> [DATA LISTING]:
■ ■ ■ ■ ■ ■ ■

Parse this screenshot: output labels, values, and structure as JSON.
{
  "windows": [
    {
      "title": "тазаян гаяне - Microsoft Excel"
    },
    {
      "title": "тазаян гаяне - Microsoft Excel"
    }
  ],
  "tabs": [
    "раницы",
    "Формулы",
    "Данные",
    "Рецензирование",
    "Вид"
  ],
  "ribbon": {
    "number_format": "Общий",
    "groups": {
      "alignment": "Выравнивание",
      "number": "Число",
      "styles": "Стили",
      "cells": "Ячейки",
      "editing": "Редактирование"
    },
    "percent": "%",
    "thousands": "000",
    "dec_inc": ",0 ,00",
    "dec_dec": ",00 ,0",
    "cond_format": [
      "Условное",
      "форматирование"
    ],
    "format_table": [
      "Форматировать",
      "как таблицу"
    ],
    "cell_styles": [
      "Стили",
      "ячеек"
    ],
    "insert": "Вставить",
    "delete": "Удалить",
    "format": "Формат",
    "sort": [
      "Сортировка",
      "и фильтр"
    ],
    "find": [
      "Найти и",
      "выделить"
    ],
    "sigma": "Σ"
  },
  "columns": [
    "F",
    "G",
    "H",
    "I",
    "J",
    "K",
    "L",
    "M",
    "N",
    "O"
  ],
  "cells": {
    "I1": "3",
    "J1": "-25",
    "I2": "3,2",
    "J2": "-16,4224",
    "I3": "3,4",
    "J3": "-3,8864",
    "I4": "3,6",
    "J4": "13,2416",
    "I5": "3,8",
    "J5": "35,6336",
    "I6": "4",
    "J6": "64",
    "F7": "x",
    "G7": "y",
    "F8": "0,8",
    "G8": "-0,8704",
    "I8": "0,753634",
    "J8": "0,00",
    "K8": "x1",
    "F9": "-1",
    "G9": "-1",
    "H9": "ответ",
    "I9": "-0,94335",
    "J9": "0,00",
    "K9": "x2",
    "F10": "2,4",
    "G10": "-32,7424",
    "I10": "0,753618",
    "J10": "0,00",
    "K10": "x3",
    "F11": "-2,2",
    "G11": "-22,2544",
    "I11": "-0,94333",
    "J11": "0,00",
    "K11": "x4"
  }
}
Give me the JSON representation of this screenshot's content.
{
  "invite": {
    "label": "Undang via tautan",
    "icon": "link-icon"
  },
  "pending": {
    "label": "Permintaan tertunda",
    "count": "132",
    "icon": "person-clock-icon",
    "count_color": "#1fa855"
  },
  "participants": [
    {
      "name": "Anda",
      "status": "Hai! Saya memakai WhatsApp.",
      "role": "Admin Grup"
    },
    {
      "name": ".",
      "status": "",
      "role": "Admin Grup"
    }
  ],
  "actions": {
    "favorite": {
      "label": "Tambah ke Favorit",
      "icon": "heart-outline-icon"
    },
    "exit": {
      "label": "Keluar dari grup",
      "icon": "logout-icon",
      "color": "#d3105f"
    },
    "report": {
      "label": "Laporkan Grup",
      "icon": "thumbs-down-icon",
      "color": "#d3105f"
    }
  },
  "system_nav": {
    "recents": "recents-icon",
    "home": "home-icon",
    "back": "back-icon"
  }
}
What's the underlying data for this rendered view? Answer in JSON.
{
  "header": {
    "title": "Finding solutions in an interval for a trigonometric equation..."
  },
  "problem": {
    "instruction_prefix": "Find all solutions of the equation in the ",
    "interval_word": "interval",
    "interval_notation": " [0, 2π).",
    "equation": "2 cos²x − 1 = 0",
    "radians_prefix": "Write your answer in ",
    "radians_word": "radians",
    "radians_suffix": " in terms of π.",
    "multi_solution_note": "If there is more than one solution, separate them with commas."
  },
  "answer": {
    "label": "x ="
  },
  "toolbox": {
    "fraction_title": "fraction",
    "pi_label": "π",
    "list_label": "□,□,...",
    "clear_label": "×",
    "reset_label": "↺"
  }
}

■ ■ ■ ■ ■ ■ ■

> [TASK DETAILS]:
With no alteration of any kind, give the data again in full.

> [RESPONSE AREA]:
Parse this screenshot: output labels, values, and structure as JSON.
{
  "windows": [
    {
      "title": "тазаян гаяне - Microsoft Excel"
    },
    {
      "title": "тазаян гаяне - Microsoft Excel"
    }
  ],
  "tabs": [
    "раницы",
    "Формулы",
    "Данные",
    "Рецензирование",
    "Вид"
  ],
  "ribbon": {
    "number_format": "Общий",
    "groups": {
      "alignment": "Выравнивание",
      "number": "Число",
      "styles": "Стили",
      "cells": "Ячейки",
      "editing": "Редактирование"
    },
    "percent": "%",
    "thousands": "000",
    "dec_inc": ",0 ,00",
    "dec_dec": ",00 ,0",
    "cond_format": [
      "Условное",
      "форматирование"
    ],
    "format_table": [
      "Форматировать",
      "как таблицу"
    ],
    "cell_styles": [
      "Стили",
      "ячеек"
    ],
    "insert": "Вставить",
    "delete": "Удалить",
    "format": "Формат",
    "sort": [
      "Сортировка",
      "и фильтр"
    ],
    "find": [
      "Найти и",
      "выделить"
    ],
    "sigma": "Σ"
  },
  "columns": [
    "F",
    "G",
    "H",
    "I",
    "J",
    "K",
    "L",
    "M",
    "N",
    "O"
  ],
  "cells": {
    "I1": "3",
    "J1": "-25",
    "I2": "3,2",
    "J2": "-16,4224",
    "I3": "3,4",
    "J3": "-3,8864",
    "I4": "3,6",
    "J4": "13,2416",
    "I5": "3,8",
    "J5": "35,6336",
    "I6": "4",
    "J6": "64",
    "F7": "x",
    "G7": "y",
    "F8": "0,8",
    "G8": "-0,8704",
    "I8": "0,753634",
    "J8": "0,00",
    "K8": "x1",
    "F9": "-1",
    "G9": "-1",
    "H9": "ответ",
    "I9": "-0,94335",
    "J9": "0,00",
    "K9": "x2",
    "F10": "2,4",
    "G10": "-32,7424",
    "I10": "0,753618",
    "J10": "0,00",
    "K10": "x3",
    "F11": "-2,2",
    "G11": "-22,2544",
    "I11": "-0,94333",
    "J11": "0,00",
    "K11": "x4"
  }
}
Give me the JSON representation of this screenshot's content.
{
  "invite": {
    "label": "Undang via tautan",
    "icon": "link-icon"
  },
  "pending": {
    "label": "Permintaan tertunda",
    "count": "132",
    "icon": "person-clock-icon",
    "count_color": "#1fa855"
  },
  "participants": [
    {
      "name": "Anda",
      "status": "Hai! Saya memakai WhatsApp.",
      "role": "Admin Grup"
    },
    {
      "name": ".",
      "status": "",
      "role": "Admin Grup"
    }
  ],
  "actions": {
    "favorite": {
      "label": "Tambah ke Favorit",
      "icon": "heart-outline-icon"
    },
    "exit": {
      "label": "Keluar dari grup",
      "icon": "logout-icon",
      "color": "#d3105f"
    },
    "report": {
      "label": "Laporkan Grup",
      "icon": "thumbs-down-icon",
      "color": "#d3105f"
    }
  },
  "system_nav": {
    "recents": "recents-icon",
    "home": "home-icon",
    "back": "back-icon"
  }
}
What's the underlying data for this rendered view? Answer in JSON.
{
  "header": {
    "title": "Finding solutions in an interval for a trigonometric equation..."
  },
  "problem": {
    "instruction_prefix": "Find all solutions of the equation in the ",
    "interval_word": "interval",
    "interval_notation": " [0, 2π).",
    "equation": "2 cos²x − 1 = 0",
    "radians_prefix": "Write your answer in ",
    "radians_word": "radians",
    "radians_suffix": " in terms of π.",
    "multi_solution_note": "If there is more than one solution, separate them with commas."
  },
  "answer": {
    "label": "x ="
  },
  "toolbox": {
    "fraction_title": "fraction",
    "pi_label": "π",
    "list_label": "□,□,...",
    "clear_label": "×",
    "reset_label": "↺"
  }
}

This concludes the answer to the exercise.